Global exporters and consumers would benefit to the tune of billions of dollars from the removal of import restrictions on beef, while the Australian beef industry would gain around $419 million.

This was the valuable message emanating from Stage 1 of the Magellan Project, ‘State of play and who gains‘ in global beef liberalisation, launched on industry’s behalf by Australia’s Minister for Agriculture at the Cairns Group Farm Leaders’ meeting in Punta del Esta, Uruguay, this week.

Cattle Council President, Peter Milne, said Stage 1 of the project would provide the beef industries of the world with an important platform from which to lobby for free trade.

“When complete, the Magellan Project, launched at the last Five Nations Beef Conference hosted by Australia in 2000, will provide us with a clear picture of the benefits to beef exporting nations of liberalising currently highly restrictive beef markets of the world.

“The Australian beef industry is currently hampered by tariffs and quotas to several international markets including the major markets of Japan, the United States, European Union and China. Australian specialist beef cattle producers would enjoy an average increase in receipts of around A$14,824 per property per year if all quotas and tariffs for Australian red meat exports were removed.

“Declining consumption of beef and beef products is a major issue facing beef-producing countries. The situation is aggravated as consumers are forced to pay higher prices for beef by countries limiting trade through barriers. Japanese consumers alone would save over US$8 billion through the removal of Japan’s 38.5% tariff on imported product, therefore providing them with the opportunity to increase their beef purchases with these savings.

“This project has been commissioned by Meat and Livestock Australia on behalf of the Five Nations Beef Group that comprises the Cattle Council of Australia, Meat New Zealand, Canadian Cattlemen’s Association, National Cattlemen’s Beef Association (US) and Confederacion Nacional Ganadera (Mexico).

“Cattle Council looks forward to completion of Stage 2 of this important project.”

Magellan Project: Background Notes

Why ‘Magellan’?

In 1447 Vasco De Gama made a voyage that forever changed the nature and balance of trade around the world. He was the first explorer to sail from Europe to Asia around the Cape of Good Hope. Vasco De Gama returned to Lisbon in 1499 with a cargo of spices that paid for his expedition costs 60 times over!

The value of the trade in spices was so great that in 1509 Magellan set sail to the west on a mission to find a faster route to the Spice Islands. He ended up circumnavigating the world in this pursuit. The only barriers to agricultural trade faced by Magellan and Vasco De Gama were physical barriers: the dangers of visiting hostile lands, encountering the supposed monsters of the deep or the vagaries of ancient sailing craft.

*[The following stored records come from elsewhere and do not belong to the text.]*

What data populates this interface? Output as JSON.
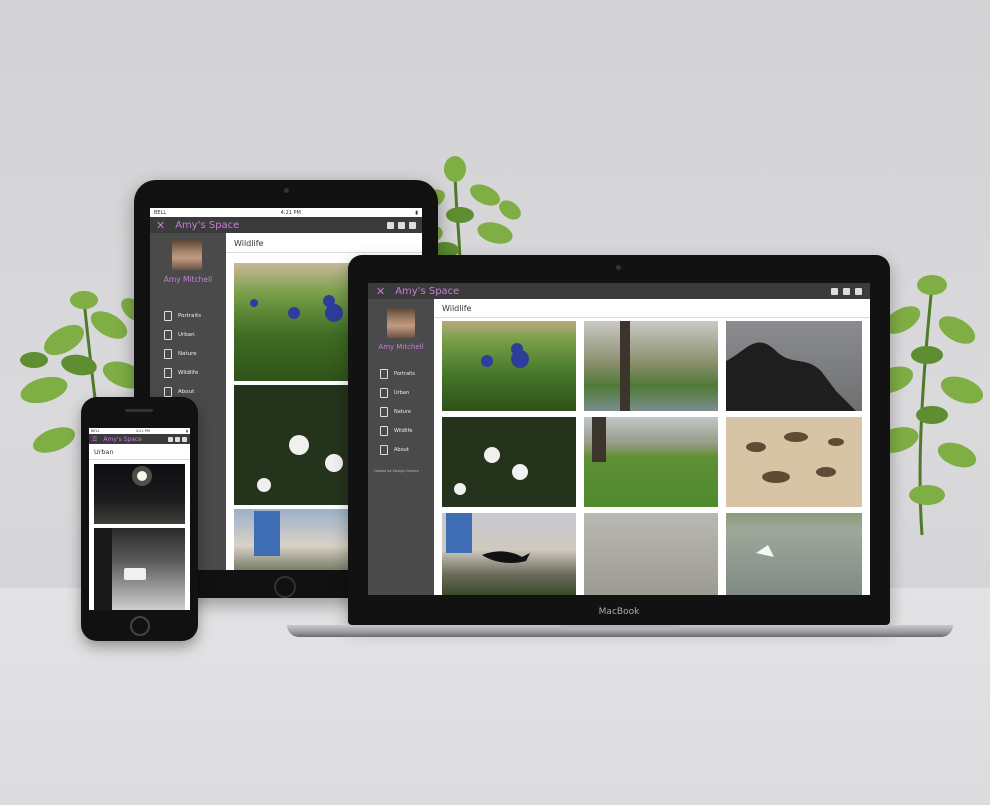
{
  "brand": {
    "accent": "#c77dd8",
    "bar": "#3b3b3b",
    "sidebar": "#4a4a4a"
  },
  "site": {
    "title": "Amy's Space",
    "owner": "Amy Mitchell",
    "nav": [
      "Portraits",
      "Urban",
      "Nature",
      "Wildlife",
      "About"
    ],
    "social_icons": [
      "linkedin-icon",
      "mail-icon",
      "facebook-icon"
    ]
  },
  "tablet": {
    "status_carrier": "BELL",
    "status_time": "4:21 PM",
    "page_title": "Wildlife"
  },
  "laptop": {
    "page_title": "Wildlife",
    "device_label": "MacBook",
    "footer_text": "Hosted by Design Garden"
  },
  "phone": {
    "status_carrier": "BELL",
    "status_time": "4:21 PM",
    "page_title": "Urban"
  }
}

World trade has come a long way since these simple beginnings, but unfortunately so too have the barriers to trade.

The five nations have been amongst the world leaders in trade liberalisation. They are large exporting nations. They are large importing nations. They advocate the dismantling of trade barriers. They advocate the freedom for enterprises to enter into commercially advantageous arrangements unfettered by the unreasonable restraints of government. They advocate the freedom for enterprises to dream the dreams of Vasco De Garma or Magellan.

[Taken from Dr Peter Barnard’s address to the Five Nations Beef Conference, 2000]

Report highlights

  • Global beef trade grew by 46% between 1985 and 1990 yet only 3% between 1990 and 2000. The value of world output over the same period grew by 40% and the value of world exports of all commodities by 84%.

  • Between 1990 and 2000 the US increased beef exports by 150%, Australia by 26% and South American countries (mainly Argentina, Brazil and Uruguay) by 37%.

  • Global beef production fell by 3% over the 1990s while poultry meat production increased 52% and pork by 25%.

  • Since 1990 there have been significant reductions in barriers to beef trade in some countries including:

    • In Japan, a 70% tariff replaced the import quota in 1991 with progressive reductions in tariffs to 38.5% now.

    • In Korea, a virtual import ban was replaced by a quota in 1988 with progressive increases in quota and conversion to a tariff only barrier of 41.2% in 2001.

    • In the US and Canada, tariff quotas replaced rigid quotas.

    • In the EU, subsidised beef exports were reduced by 26% as a result of the Uruguay Round but import quotas remain.

  • Trade barriers on beef continue to severely restrict global beef trade. They inhibit beef industry development in efficient producing/exporting countries and provide a boost to pork and poultry consumption and hence the incomes of pork and poultry producers. With consumers forced to pay too much for their beef they have les to spend on other goods and services. The result is reduced growth prospects in other industries in those countries which erect barriers against beef trade and reduced overall economic performance.